Wild South Staff Award: Southern Environmental Law Center (Asheville, NC) (Video)
Our second award of distinction goes to a team of outstanding individuals who have helped Wild South and numerous other dedicated conservation organizations win many difficult battles. Whether it is fighting pollution or saving old growth forests this talented team has been instrumental in countless victories. Because of this and their overwhelming support on the Nantahala-Pisgah Forest Plan in North Carolina we would like to recognize the North Carolina office of the Southern Environmental Law Center.
Dr. Liane Russell (Oak Ridge, TN) (Video)
For nearly 50 years, Dr. Liane Russell has been a beloved wilderness champion. Liane co-founded Tennessee Citizens for Wilderness Planning in 1966, which has been instrumental in the designating legislation for the Big South Fork National River and Recreation Area and the Obed Wild and Scenic River, as well as State Scenic Rivers Act and State Trails Act. Lee has brought her strategic skills and tenacity to other environmental efforts across the state including the designation of wilderness in the Cherokee National Forest. Her knowledge of the environmental efforts across the decades and across the state is encyclopedic and personal. Professionally, Lee is a mammalian geneticist retired from Oak Ridge National Laboratory. She discovered the significance of the Y-chromosome and won the Fermi award for her research. Liane Russell has touched so many lives and saved so many places in East Tennessee, and she is a true global treasure.
Bishop Herron Johnson (Birmingham, AL) (Video)
Bishop Herron Johnson has been called a “modern day Noah” for his work to save the elusive and endangered Watercress Darter. The fish’s discovery in Western Alabama in a small tributary on the land owned by Faith Apostolic Church has resulted in an innovative partnership between scientists and the church’s congregation, led by Bishop Herron to save the darter.

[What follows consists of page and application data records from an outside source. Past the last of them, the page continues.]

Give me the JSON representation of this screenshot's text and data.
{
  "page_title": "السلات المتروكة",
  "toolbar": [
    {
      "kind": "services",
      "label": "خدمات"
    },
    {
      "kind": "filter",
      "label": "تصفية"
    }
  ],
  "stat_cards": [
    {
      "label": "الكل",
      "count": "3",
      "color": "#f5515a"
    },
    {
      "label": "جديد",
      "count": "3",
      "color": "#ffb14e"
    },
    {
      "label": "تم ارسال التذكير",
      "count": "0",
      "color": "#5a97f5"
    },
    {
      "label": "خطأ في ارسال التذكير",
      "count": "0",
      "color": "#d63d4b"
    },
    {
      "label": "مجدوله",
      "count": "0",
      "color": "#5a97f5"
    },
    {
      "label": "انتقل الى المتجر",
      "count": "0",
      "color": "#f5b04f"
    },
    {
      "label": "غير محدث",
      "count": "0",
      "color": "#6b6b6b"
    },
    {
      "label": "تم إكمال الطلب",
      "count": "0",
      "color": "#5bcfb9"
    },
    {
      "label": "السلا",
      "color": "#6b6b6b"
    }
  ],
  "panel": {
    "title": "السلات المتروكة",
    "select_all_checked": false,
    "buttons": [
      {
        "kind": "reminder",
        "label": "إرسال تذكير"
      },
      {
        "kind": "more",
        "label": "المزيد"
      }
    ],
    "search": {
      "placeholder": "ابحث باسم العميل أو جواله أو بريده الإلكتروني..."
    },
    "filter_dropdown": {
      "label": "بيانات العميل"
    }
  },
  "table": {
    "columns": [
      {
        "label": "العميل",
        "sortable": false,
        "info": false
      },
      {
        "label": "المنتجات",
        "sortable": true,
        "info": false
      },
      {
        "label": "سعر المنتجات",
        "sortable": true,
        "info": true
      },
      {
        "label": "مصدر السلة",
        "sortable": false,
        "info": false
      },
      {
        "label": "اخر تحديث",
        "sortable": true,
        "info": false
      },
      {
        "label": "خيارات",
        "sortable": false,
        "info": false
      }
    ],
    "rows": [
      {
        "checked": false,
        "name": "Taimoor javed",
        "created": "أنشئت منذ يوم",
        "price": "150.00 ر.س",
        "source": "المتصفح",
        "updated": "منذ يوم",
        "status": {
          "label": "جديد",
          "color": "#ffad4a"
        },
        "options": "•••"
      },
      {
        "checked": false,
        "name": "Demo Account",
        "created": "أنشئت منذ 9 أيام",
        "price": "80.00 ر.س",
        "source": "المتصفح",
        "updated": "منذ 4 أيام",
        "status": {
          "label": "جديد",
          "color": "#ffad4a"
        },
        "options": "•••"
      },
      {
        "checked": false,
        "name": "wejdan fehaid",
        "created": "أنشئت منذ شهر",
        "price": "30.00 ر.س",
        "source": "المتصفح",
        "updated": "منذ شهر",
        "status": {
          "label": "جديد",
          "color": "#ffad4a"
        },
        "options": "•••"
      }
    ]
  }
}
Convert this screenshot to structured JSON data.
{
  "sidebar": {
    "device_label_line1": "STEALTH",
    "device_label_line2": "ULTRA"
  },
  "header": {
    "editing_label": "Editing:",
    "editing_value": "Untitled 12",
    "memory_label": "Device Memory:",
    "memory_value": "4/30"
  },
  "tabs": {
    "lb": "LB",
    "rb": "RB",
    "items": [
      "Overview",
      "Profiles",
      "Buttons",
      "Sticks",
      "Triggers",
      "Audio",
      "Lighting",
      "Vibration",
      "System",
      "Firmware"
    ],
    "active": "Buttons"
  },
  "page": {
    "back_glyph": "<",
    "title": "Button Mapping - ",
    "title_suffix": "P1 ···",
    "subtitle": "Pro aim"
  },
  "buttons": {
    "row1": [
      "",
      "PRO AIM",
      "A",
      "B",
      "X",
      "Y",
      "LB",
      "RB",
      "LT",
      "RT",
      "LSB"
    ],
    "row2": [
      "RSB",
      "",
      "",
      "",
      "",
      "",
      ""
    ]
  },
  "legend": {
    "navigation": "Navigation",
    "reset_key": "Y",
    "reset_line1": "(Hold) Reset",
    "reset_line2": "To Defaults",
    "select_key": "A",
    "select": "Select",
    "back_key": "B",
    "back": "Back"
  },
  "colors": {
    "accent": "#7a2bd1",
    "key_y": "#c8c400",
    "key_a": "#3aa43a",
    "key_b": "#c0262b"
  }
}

In 2005, Bishop Johnson and the church partnered with the Freshwater Land Trust to ensure the permanent protection of the Watercress Darter and its habitat.